The Fat Cat 5000 cockpit is a massive 7sqm of workable space, which probably compares to a 6m-6.5m conventional monohull. It may be 5.2m long, but it certainly seems a lot bigger when you’re aboard. A perfect fishing platform for you and a few mates.
Being the pre-production model, Blair was keen to trial a few of his ideas. One is the low aft coamings have wide side decks that have been fitted with drop-in side rails, which lean outward when the space is used for sitting and can be lifted and turned around to slope inwards when you are standing to fish and want more support. He points out that the coaming heights will probably be raised in the production model.
Across the transom is the usual lockers, battery storage and live bait tank, plus a removable bait station. There is the option of a full-width seat across the transom.
In boat #1, the centre console has purposely built extra wide as that is what the client wanted.
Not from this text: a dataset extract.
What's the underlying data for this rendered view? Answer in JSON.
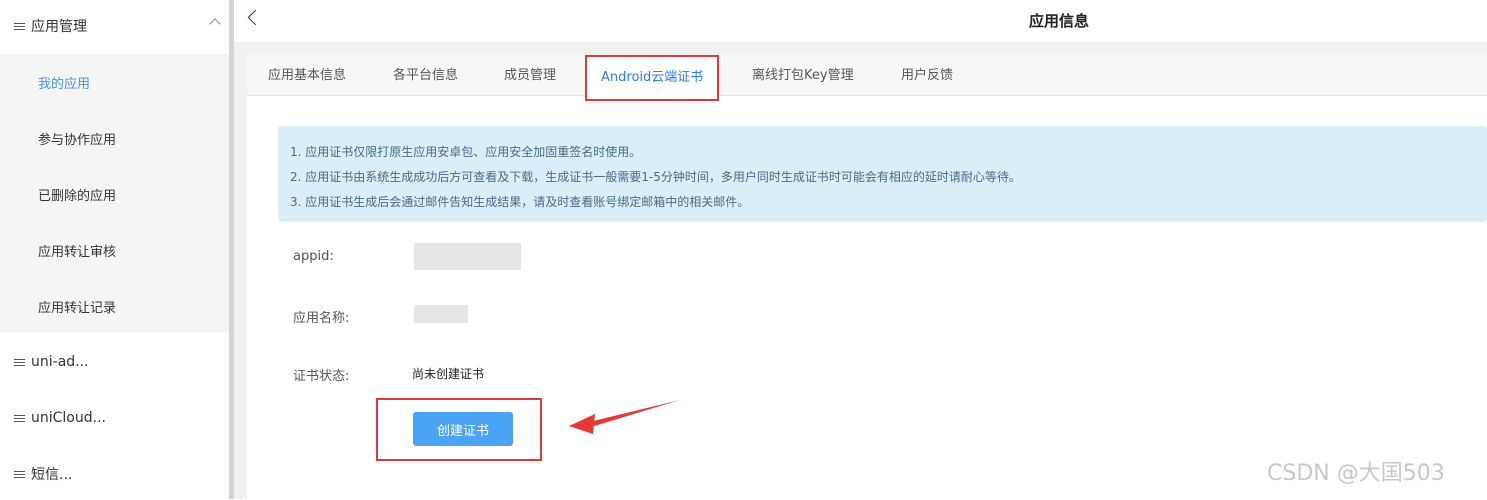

However, access either side is still okay. Blair says a narrower version is available, which still allows for a load of electronics and controls.
Helm seating will be the owners choice, and in our boat, we had a pair of BLA bolster seats on an alloy frame. In future, the tote tanks will be housed under the seats. There’s also another fold-down bench seat ahead of the console. The forward area will see significant changes in the production model with raised access to the foredeck area.
“The layout is very much going to be owner-driven, which is something that is not so easy when you are building in polyethelene”, says Blair.
The Fat Cat 5000 is the right boat for anyone looking for an ultra-stable fishing platform with exceptional space available for its size.
“There are other power cats on the market, but I feel our flat self-draining floor, and the space we offer is different, as is the hull shape”, says Blair.
- Boat Design Name: Fat Cat 5000
- Builder: Tekam Marine
- LOA: 5.25m
- Beam: 2.30m
- Construction: Aluminium 4mm/3mm
- Trailerable Weight: 1500 kgs
- Fuel Capacity: Tote Tanks
- Engine: Suzuki 140
- Propeller: 19” 3bld Alloy
- Power Options: 80-140hp
- Max Speed: 33 knots
- MFD: Simrad
- Winch: Maxwell Drum
- Priced From: POA